### Your assignment
Looking through the records below, please work out how many lines contain "this". Give only that number.

### Extracted material
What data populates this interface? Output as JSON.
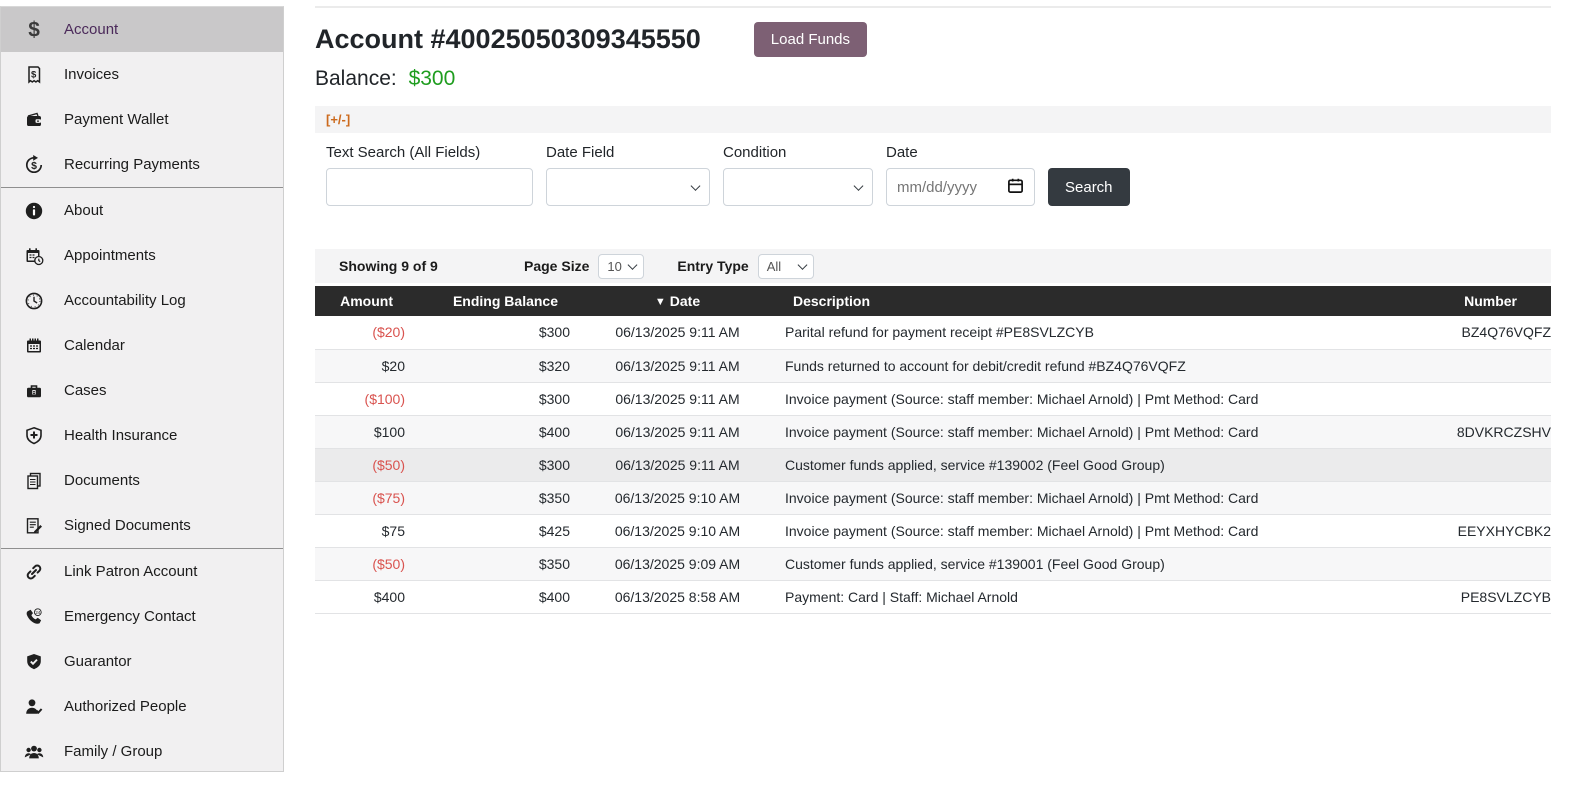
{
  "sidebar": {
    "items": [
      {
        "label": "Account",
        "icon": "dollar",
        "selected": true
      },
      {
        "label": "Invoices",
        "icon": "receipt"
      },
      {
        "label": "Payment Wallet",
        "icon": "wallet"
      },
      {
        "label": "Recurring Payments",
        "icon": "recurring-dollar",
        "divider_after": true
      },
      {
        "label": "About",
        "icon": "info"
      },
      {
        "label": "Appointments",
        "icon": "appointment-calendar"
      },
      {
        "label": "Accountability Log",
        "icon": "clock"
      },
      {
        "label": "Calendar",
        "icon": "calendar"
      },
      {
        "label": "Cases",
        "icon": "briefcase"
      },
      {
        "label": "Health Insurance",
        "icon": "shield-cross"
      },
      {
        "label": "Documents",
        "icon": "documents"
      },
      {
        "label": "Signed Documents",
        "icon": "signed-document",
        "divider_after": true
      },
      {
        "label": "Link Patron Account",
        "icon": "link"
      },
      {
        "label": "Emergency Contact",
        "icon": "phone-24"
      },
      {
        "label": "Guarantor",
        "icon": "shield-check"
      },
      {
        "label": "Authorized People",
        "icon": "person-check"
      },
      {
        "label": "Family / Group",
        "icon": "people-group"
      }
    ]
  },
  "header": {
    "title": "Account #40025050309345550",
    "load_funds_label": "Load Funds",
    "balance_label": "Balance:",
    "balance_value": "$300"
  },
  "filters": {
    "toggle_label": "[+/-]",
    "text_search_label": "Text Search (All Fields)",
    "date_field_label": "Date Field",
    "condition_label": "Condition",
    "date_label": "Date",
    "date_placeholder": "mm/dd/yyyy",
    "search_button_label": "Search"
  },
  "table_controls": {
    "showing_text": "Showing 9 of 9",
    "page_size_label": "Page Size",
    "page_size_value": "10",
    "entry_type_label": "Entry Type",
    "entry_type_value": "All"
  },
  "table": {
    "columns": [
      "Amount",
      "Ending Balance",
      "Date",
      "Description",
      "Number"
    ],
    "sort_indicator": "▼",
    "rows": [
      {
        "amount": "($20)",
        "negative": true,
        "ending_balance": "$300",
        "date": "06/13/2025 9:11 AM",
        "description": "Parital refund for payment receipt #PE8SVLZCYB",
        "number": "BZ4Q76VQFZ"
      },
      {
        "amount": "$20",
        "negative": false,
        "ending_balance": "$320",
        "date": "06/13/2025 9:11 AM",
        "description": "Funds returned to account for debit/credit refund #BZ4Q76VQFZ",
        "number": ""
      },
      {
        "amount": "($100)",
        "negative": true,
        "ending_balance": "$300",
        "date": "06/13/2025 9:11 AM",
        "description": "Invoice payment (Source: staff member: Michael Arnold) | Pmt Method: Card",
        "number": ""
      },
      {
        "amount": "$100",
        "negative": false,
        "ending_balance": "$400",
        "date": "06/13/2025 9:11 AM",
        "description": "Invoice payment (Source: staff member: Michael Arnold) | Pmt Method: Card",
        "number": "8DVKRCZSHV"
      },
      {
        "amount": "($50)",
        "negative": true,
        "ending_balance": "$300",
        "date": "06/13/2025 9:11 AM",
        "description": "Customer funds applied, service #139002 (Feel Good Group)",
        "number": "",
        "highlighted": true
      },
      {
        "amount": "($75)",
        "negative": true,
        "ending_balance": "$350",
        "date": "06/13/2025 9:10 AM",
        "description": "Invoice payment (Source: staff member: Michael Arnold) | Pmt Method: Card",
        "number": ""
      },
      {
        "amount": "$75",
        "negative": false,
        "ending_balance": "$425",
        "date": "06/13/2025 9:10 AM",
        "description": "Invoice payment (Source: staff member: Michael Arnold) | Pmt Method: Card",
        "number": "EEYXHYCBK2"
      },
      {
        "amount": "($50)",
        "negative": true,
        "ending_balance": "$350",
        "date": "06/13/2025 9:09 AM",
        "description": "Customer funds applied, service #139001 (Feel Good Group)",
        "number": ""
      },
      {
        "amount": "$400",
        "negative": false,
        "ending_balance": "$400",
        "date": "06/13/2025 8:58 AM",
        "description": "Payment: Card | Staff: Michael Arnold",
        "number": "PE8SVLZCYB"
      }
    ]
  },
  "colors": {
    "accent_button": "#7d6074",
    "balance_green": "#1f9d1f",
    "negative_red": "#d9534f",
    "table_header_dark": "#2b2b2b",
    "toggle_orange": "#cc6a1d",
    "sidebar_selected_text": "#4b2a5a",
    "sidebar_selected_bg": "#c9c8c9"
  }
}
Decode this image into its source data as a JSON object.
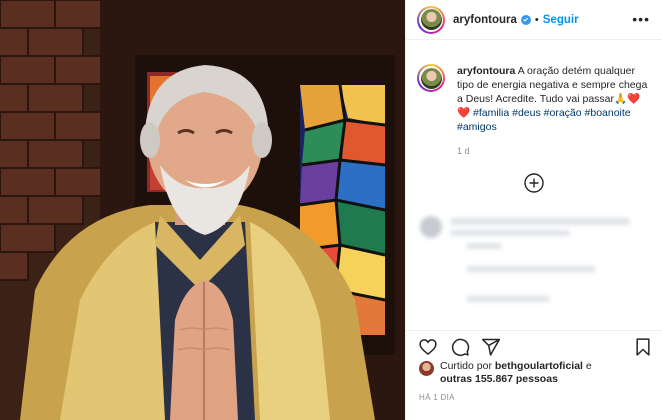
{
  "post": {
    "username": "aryfontoura",
    "follow_label": "Seguir",
    "separator": "•",
    "more_label": "•••",
    "caption_text": "A oração detém qualquer tipo de energia negativa e sempre chega a Deus! Acredite. Tudo vai passar",
    "caption_emojis": "🙏❤️❤️",
    "hashtags": [
      "#familia",
      "#deus",
      "#oração",
      "#boanoite",
      "#amigos"
    ],
    "age": "1 d",
    "liked_by_prefix": "Curtido por",
    "liked_by_user": "bethgoulartoficial",
    "liked_by_joiner": "e",
    "liked_by_others": "outras 155.867 pessoas",
    "posted_time": "HÁ 1 DIA"
  },
  "icons": {
    "verified": "verified-badge-icon",
    "more": "more-options-icon",
    "load_comments": "plus-circle-icon",
    "like": "heart-icon",
    "comment": "comment-icon",
    "share": "share-icon",
    "save": "bookmark-icon"
  },
  "colors": {
    "link_blue": "#0095f6",
    "hashtag": "#00376b",
    "verified": "#3897f0",
    "muted": "#8e8e8e"
  }
}
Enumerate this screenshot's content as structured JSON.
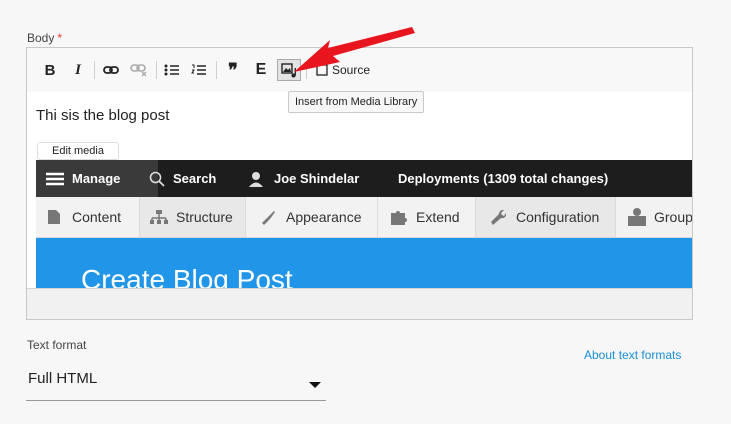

### Answer below
3